He surely must be, because virtually every TV ad I've seen depicts the candidate as being eager to fight all the evils that Obama has heaped upon us, from the Affordable Care Act to gun control to expansion in the Southeastern Conference.
Remember the saying about the "perfect country song"? It had to contain the words Mama, pick-ups, trains, prison, getting drunk. How about a perfect Republican ad in the South? It must contain the words Obama, guns, Obama, Bible, Obama, Jeeeeesus, Obama, prayer, Obama, cut taxes, Obama, illegals, Obama. Half the time, you don't even know what office the candidate is seeking. Whatever it is, inevitably his or her impact in “the war against Obama” would be like adding one more needle to the haystack - can't find it.
You have to give the campaign experts credit, though. They know the southern marketplace. They know they are reaching an audience – elephant in the room here – where some people fear or resent a powerful black man. They know fact-checking in TV ads is not a requirement; it's only an option.
I know you have seen the commercials. They are one-size-fits-all:
It opens with the candidate wearing his shirt sleeves rolled up, earnestly nodding among a group of citizens prominently including blacks, Asians, and women. Then there is a quick scene where he earnestly smiles as he shakes hands with a farmer (white); and another scene where he earnestly listens to a woman (white) outside a grocery store or sitting on a park bench.
The narrator comes on, voice sounding like a smooth operator:
"Dave Goodhair is a great American and a great (person from any southern state). He'll stand up against Obamacare. He'll fight to save (our state) from the left-wing Obama-Pelosi-Clinton conspiracy that threatens our very way of life. Dave Goodhair will keep Obama from breaking into your homes and stealing your guns. He will stop Obama from banning Waffle Houses from serving grits. Dave Goodhair will fight Obama to assure (our state) doesn't fall victim to Pelosi-led Washington insiders who want to raise taxes on live bait and baseball caps."

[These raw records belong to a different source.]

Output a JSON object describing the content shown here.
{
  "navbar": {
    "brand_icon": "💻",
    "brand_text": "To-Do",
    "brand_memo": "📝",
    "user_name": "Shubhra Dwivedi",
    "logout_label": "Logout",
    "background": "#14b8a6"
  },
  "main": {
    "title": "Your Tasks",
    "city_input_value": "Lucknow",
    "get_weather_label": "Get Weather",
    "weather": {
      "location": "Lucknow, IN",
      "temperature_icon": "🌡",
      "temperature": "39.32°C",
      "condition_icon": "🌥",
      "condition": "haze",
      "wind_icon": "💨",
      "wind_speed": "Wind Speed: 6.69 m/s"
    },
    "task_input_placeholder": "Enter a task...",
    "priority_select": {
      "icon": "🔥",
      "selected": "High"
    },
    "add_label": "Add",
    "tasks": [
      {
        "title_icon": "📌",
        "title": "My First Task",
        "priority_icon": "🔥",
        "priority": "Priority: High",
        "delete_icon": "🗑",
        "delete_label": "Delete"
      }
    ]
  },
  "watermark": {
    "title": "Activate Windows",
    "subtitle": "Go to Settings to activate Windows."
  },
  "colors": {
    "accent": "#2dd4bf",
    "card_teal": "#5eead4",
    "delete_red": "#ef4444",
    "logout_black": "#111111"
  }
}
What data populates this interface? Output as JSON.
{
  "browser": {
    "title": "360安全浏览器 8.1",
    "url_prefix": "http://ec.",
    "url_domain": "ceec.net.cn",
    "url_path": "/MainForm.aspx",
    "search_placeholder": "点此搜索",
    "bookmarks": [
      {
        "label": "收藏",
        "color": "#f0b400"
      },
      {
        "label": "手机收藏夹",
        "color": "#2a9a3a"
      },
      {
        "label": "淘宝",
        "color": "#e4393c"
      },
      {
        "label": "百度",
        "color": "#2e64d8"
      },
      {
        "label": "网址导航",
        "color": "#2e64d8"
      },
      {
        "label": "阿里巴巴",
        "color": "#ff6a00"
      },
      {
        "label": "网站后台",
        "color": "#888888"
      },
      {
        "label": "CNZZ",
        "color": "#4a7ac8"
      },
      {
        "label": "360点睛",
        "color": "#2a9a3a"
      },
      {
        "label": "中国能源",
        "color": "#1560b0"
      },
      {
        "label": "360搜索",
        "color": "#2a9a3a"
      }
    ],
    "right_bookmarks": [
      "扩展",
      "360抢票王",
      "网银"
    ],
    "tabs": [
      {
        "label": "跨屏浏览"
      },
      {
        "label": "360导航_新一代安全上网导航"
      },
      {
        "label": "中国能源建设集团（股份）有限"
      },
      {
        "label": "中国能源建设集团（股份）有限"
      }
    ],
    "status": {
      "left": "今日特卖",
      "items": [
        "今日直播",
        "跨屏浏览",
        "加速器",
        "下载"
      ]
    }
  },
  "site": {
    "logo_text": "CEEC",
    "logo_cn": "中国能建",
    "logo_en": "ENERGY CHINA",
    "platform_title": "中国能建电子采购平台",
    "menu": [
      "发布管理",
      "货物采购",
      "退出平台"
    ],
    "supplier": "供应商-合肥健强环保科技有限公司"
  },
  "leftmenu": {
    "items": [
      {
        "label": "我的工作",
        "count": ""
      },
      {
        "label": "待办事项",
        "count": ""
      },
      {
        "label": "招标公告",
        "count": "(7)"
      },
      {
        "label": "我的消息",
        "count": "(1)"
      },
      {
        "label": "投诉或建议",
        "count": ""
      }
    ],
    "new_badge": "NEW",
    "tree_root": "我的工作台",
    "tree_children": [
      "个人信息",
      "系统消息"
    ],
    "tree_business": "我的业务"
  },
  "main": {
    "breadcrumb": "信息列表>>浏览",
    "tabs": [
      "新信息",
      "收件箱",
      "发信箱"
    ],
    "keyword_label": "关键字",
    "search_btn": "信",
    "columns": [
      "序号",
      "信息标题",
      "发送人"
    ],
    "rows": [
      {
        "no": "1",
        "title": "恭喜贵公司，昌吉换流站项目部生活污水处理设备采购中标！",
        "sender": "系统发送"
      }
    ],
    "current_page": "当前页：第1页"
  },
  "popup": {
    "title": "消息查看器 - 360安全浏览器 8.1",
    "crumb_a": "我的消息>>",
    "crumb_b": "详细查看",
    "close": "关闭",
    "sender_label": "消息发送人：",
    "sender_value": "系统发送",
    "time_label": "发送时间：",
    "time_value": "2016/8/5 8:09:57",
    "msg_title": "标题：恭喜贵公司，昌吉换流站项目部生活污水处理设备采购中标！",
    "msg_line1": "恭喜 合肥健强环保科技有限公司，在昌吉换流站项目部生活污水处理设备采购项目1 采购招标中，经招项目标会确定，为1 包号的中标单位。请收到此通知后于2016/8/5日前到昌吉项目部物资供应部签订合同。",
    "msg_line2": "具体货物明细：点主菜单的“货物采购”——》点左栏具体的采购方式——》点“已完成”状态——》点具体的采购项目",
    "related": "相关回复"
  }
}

There are quick cuts to an American flag. Then, a three-second screen shot of a newspaper page where the words "Obama" and "evil" are highlighted, even if they come from separate stories.
Then there is the assurance that "Dave Goodhair will create jobs," not elaborating that those jobs will be for employment on his staff for the daughter of his biggest contributor and his ex-con brother.
Then cut back to the candidate with his family, who apparently got a group discount on dimples:
"Dave Goodhair. American. Dave Goodhair, Christian. Dave Goodhair, lieutenant, high school ROTC. Dave Goodhair, family man."
Finally, the graphics that inform us of the office being sought:
"Elect Dave Goodhair. Comptroller, State Department Of Orange Highway Cones. Paid for by a political pact run by Dave Goodhair's rich father-in-law."
Even one of my great right-wing friends told me the other day: "If you're running for Lt. Governor or the Public Service Commission (PSC), I really don't care that you plan to 'stand up to Obama.' I don't care that you know how to hold or shoot a gun. Tell me what you are going to do to benefit the people of our state. Otherwise, your mail flier is going straight into the recycling bin."
If there is one thing more annoying than the TV ads, it's the robo-calls and polls. I got this one the other day: "If you were voting for the state school board, for which candidate would you vote?"
I don't know – maybe the one in favor of less testing and more just plain teaching in our schools?
That reminded me of the old joke. A man visiting Harvard asks a student, "Where's the library at?" The student stiffly replied, "At Harvard, we don't end a sentence in a preposition." To which the visitor said, "OK, where's the library at, jerk?"
Now, excuse me. Another Dave Goodhair election ad is on TV. Where's my remote control at?
Edited from an article by Mark McCarter on AL.com